Exercise description: Which of the lines in the data below contain the string "IRISMANLI"? Copy each of them.

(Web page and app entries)
>>

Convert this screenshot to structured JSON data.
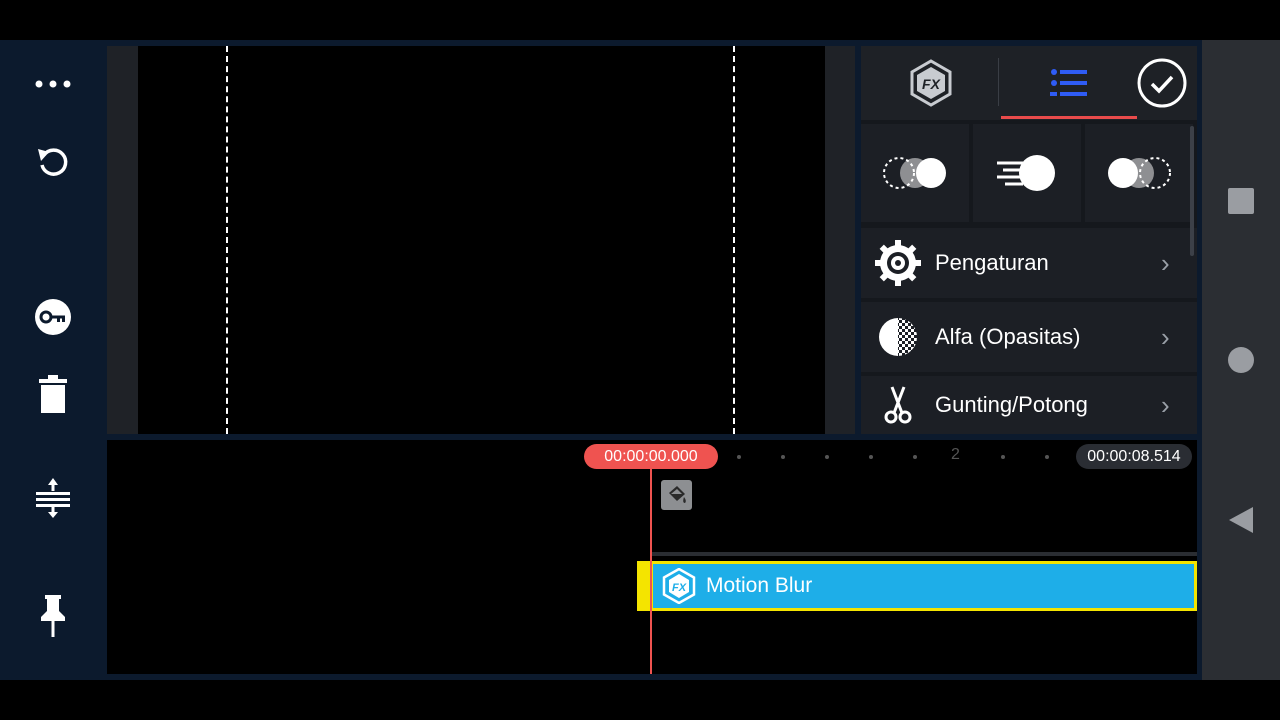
{
  "panel": {
    "tabs": [
      {
        "name": "fx-tab",
        "icon": "fx-hexagon-icon"
      },
      {
        "name": "list-tab",
        "icon": "list-icon",
        "active": true
      }
    ],
    "done_icon": "checkmark-circle-icon",
    "presets": [
      {
        "icon": "motion-left-icon"
      },
      {
        "icon": "motion-speed-icon"
      },
      {
        "icon": "motion-right-icon"
      }
    ],
    "menu": [
      {
        "label": "Pengaturan",
        "icon": "gear-icon"
      },
      {
        "label": "Alfa (Opasitas)",
        "icon": "opacity-checker-icon"
      },
      {
        "label": "Gunting/Potong",
        "icon": "scissors-icon"
      }
    ]
  },
  "left_toolbar": [
    "more-icon",
    "undo-icon",
    "key-icon",
    "trash-icon",
    "split-icon",
    "pin-icon"
  ],
  "timeline": {
    "current_time": "00:00:00.000",
    "end_time": "00:00:08.514",
    "ruler_mark": "2",
    "clip_label": "Motion Blur"
  },
  "colors": {
    "accent_red": "#ef5350",
    "clip_blue": "#1eaee8",
    "clip_border": "#f4e400",
    "tab_active_blue": "#2f5cf5"
  }
}
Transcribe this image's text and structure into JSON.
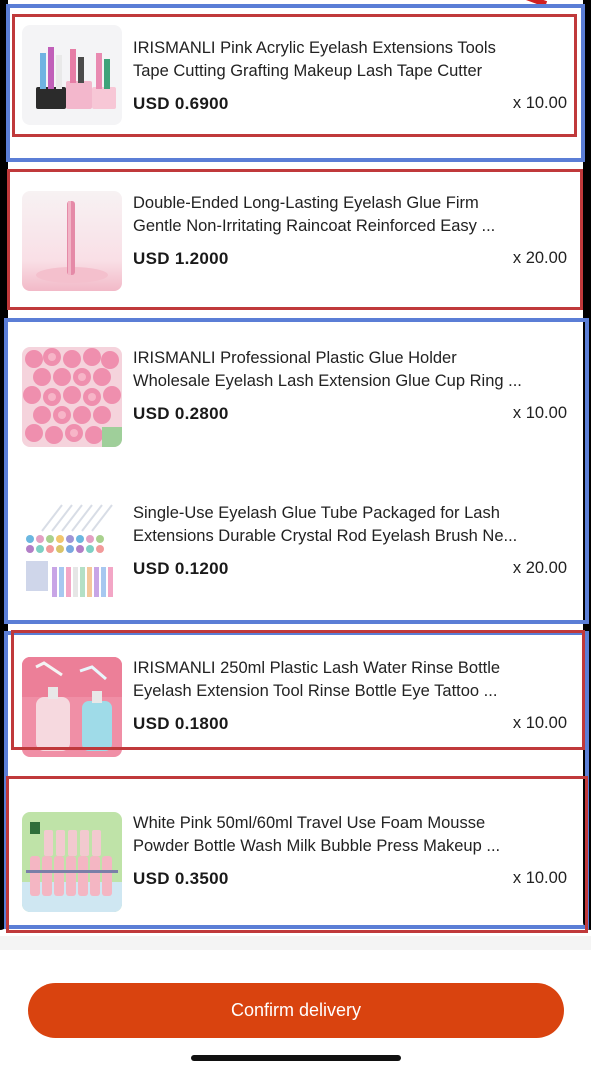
{
  "products": [
    {
      "title_line1": "IRISMANLI Pink Acrylic Eyelash Extensions Tools",
      "title_line2": "Tape Cutting Grafting Makeup Lash Tape Cutter",
      "price": "USD 0.6900",
      "qty": "x 10.00",
      "thumb_icon": "pink-acrylic-organizer-image"
    },
    {
      "title_line1": "Double-Ended Long-Lasting Eyelash Glue Firm",
      "title_line2": "Gentle Non-Irritating Raincoat Reinforced Easy ...",
      "price": "USD 1.2000",
      "qty": "x 20.00",
      "thumb_icon": "glue-tube-image"
    },
    {
      "title_line1": "IRISMANLI Professional Plastic Glue Holder",
      "title_line2": "Wholesale Eyelash Lash Extension Glue Cup Ring ...",
      "price": "USD 0.2800",
      "qty": "x 10.00",
      "thumb_icon": "pink-glue-rings-image"
    },
    {
      "title_line1": "Single-Use Eyelash Glue Tube Packaged for Lash",
      "title_line2": "Extensions Durable Crystal Rod Eyelash Brush Ne...",
      "price": "USD 0.1200",
      "qty": "x 20.00",
      "thumb_icon": "glue-tubes-brushes-image"
    },
    {
      "title_line1": "IRISMANLI  250ml Plastic Lash Water Rinse Bottle",
      "title_line2": "Eyelash Extension Tool Rinse Bottle Eye Tattoo ...",
      "price": "USD 0.1800",
      "qty": "x 10.00",
      "thumb_icon": "rinse-bottles-image"
    },
    {
      "title_line1": "White Pink 50ml/60ml Travel Use Foam Mousse",
      "title_line2": "Powder Bottle Wash Milk Bubble Press Makeup ...",
      "price": "USD 0.3500",
      "qty": "x 10.00",
      "thumb_icon": "foam-bottles-image"
    }
  ],
  "confirm_button_label": "Confirm delivery",
  "colors": {
    "accent": "#d9430f",
    "annotation_blue": "#5b7ed6",
    "annotation_red": "#c0393b"
  }
}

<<

Solution:
      "title_line1": "IRISMANLI Pink Acrylic Eyelash Extensions Tools",
      "title_line1": "IRISMANLI Professional Plastic Glue Holder",
      "title_line1": "IRISMANLI  250ml Plastic Lash Water Rinse Bottle",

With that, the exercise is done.